become more specific, questionnaires targeting only 20,000 to 30,000
people are sent out, sometimes eliciting 70 per cent response. Focus
groups are then used to finetune the idea.
But using the companies’ sophisticated databases for offers is a two-way
street, and most direct selling provides as much information as it uses,
helping the group’s other below-the-line initiatives. The Telegraph’s
transactional database stores and segments information on 5.5 million
people who have responded to offers in the past, which is then used to
mail information on offers not necessarily advertised in the paper.
Respondents to recent golf offers, for example, are now mailed with a
quarterly newsletter which bypasses the paper entirely.
In theory, the idea of constructing a highly targeted direct mail
programme aimed at newspaper readers is a good one. The audience is as
well defined as any other and the scale of the Telegraph’s operation
must minimise the chance of poorly targeted, intrusive communications.
But because the programme is still in its early days, few readers will
have been exposed to its full scope, making it hard to assess what the
irritation factor could be.
Perhaps it is this that makes the paper’s competitors sound so relaxed
about what is going on next door. Few do more than produce the odd offer
themselves and that’s how they want it to stay.
Michael Halstead, the joint managing director of the sales promotion
agency, HH&S, which works for Associated Newspapers, says: ’You have to
be careful that you are building the brand rather than cashing in on it.
If you had responded to a gardening promotion, how would you feel being
hit by offers for other things?’
Tony Watson, the managing partner at Lowe Direct, which handles Times
Newspapers, adds that own-label products could alienate existing
advertisers as well as readers. He cites the fact that the Telegraph
scrapped plans to launch a discount brokerage service last year after
financial advertisers complained. He adds: ’It starts to look like rank
commercialism if you aren’t careful. They are following Richard

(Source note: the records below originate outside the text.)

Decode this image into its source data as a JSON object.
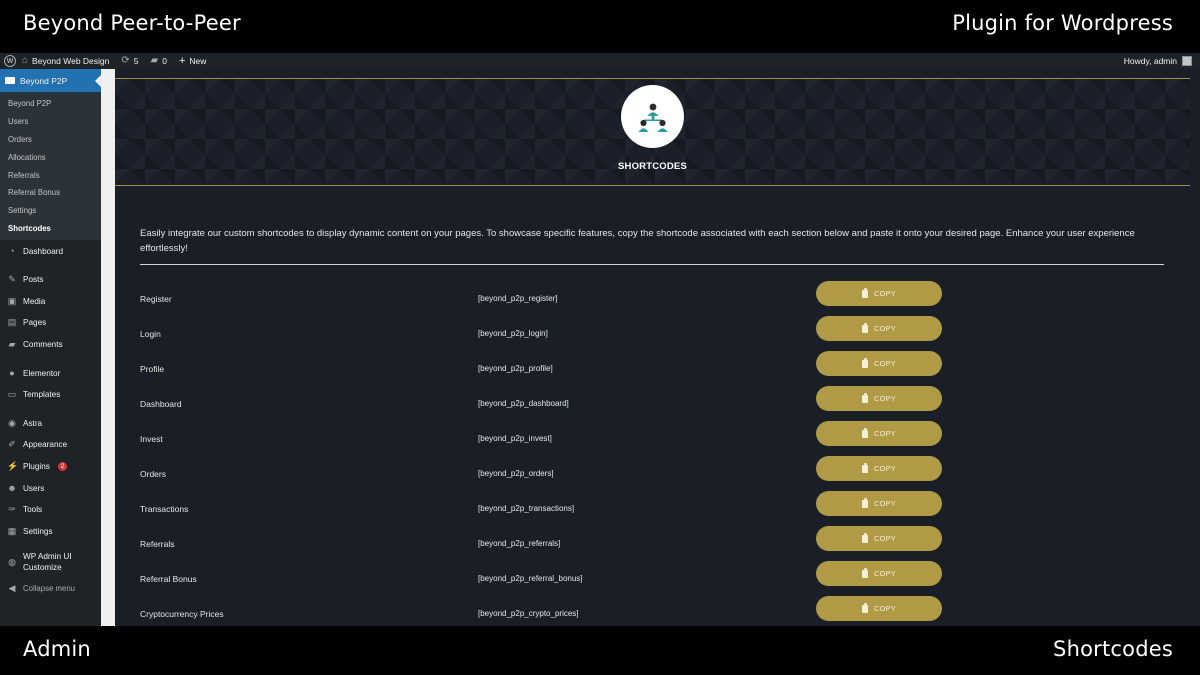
{
  "captions": {
    "top_left": "Beyond Peer-to-Peer",
    "top_right": "Plugin for Wordpress",
    "bottom_left": "Admin",
    "bottom_right": "Shortcodes"
  },
  "adminbar": {
    "site_name": "Beyond Web Design",
    "updates_count": "5",
    "comments_count": "0",
    "new_label": "New",
    "howdy": "Howdy, admin"
  },
  "sidebar": {
    "current": "Beyond P2P",
    "submenu": [
      "Beyond P2P",
      "Users",
      "Orders",
      "Allocations",
      "Referrals",
      "Referral Bonus",
      "Settings",
      "Shortcodes"
    ],
    "menu": {
      "dashboard": "Dashboard",
      "posts": "Posts",
      "media": "Media",
      "pages": "Pages",
      "comments": "Comments",
      "elementor": "Elementor",
      "templates": "Templates",
      "astra": "Astra",
      "appearance": "Appearance",
      "plugins": "Plugins",
      "plugins_badge": "2",
      "users": "Users",
      "tools": "Tools",
      "settings": "Settings",
      "wp_admin_ui_1": "WP Admin UI",
      "wp_admin_ui_2": "Customize",
      "collapse": "Collapse menu"
    }
  },
  "hero": {
    "title": "SHORTCODES",
    "icon": "people-network-icon"
  },
  "intro": "Easily integrate our custom shortcodes to display dynamic content on your pages. To showcase specific features, copy the shortcode associated with each section below and paste it onto your desired page. Enhance your user experience effortlessly!",
  "copy_label": "COPY",
  "shortcodes": [
    {
      "name": "Register",
      "code": "[beyond_p2p_register]"
    },
    {
      "name": "Login",
      "code": "[beyond_p2p_login]"
    },
    {
      "name": "Profile",
      "code": "[beyond_p2p_profile]"
    },
    {
      "name": "Dashboard",
      "code": "[beyond_p2p_dashboard]"
    },
    {
      "name": "Invest",
      "code": "[beyond_p2p_invest]"
    },
    {
      "name": "Orders",
      "code": "[beyond_p2p_orders]"
    },
    {
      "name": "Transactions",
      "code": "[beyond_p2p_transactions]"
    },
    {
      "name": "Referrals",
      "code": "[beyond_p2p_referrals]"
    },
    {
      "name": "Referral Bonus",
      "code": "[beyond_p2p_referral_bonus]"
    },
    {
      "name": "Cryptocurrency Prices",
      "code": "[beyond_p2p_crypto_prices]"
    }
  ],
  "colors": {
    "accent_gold": "#b09a45",
    "wp_blue": "#2271b1",
    "content_bg": "#1a1e27"
  }
}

Branson’s lead, which is one thing if you are a manufacturer but it’s
different if you are a media owner.’
Whether the Telegraph manages to strike the right balance remains to be
seen, but one thing is certain. Its readers are not shy and if they feel
intruded upon, they will make their feelings known quicker than you can
say ’junk mail’.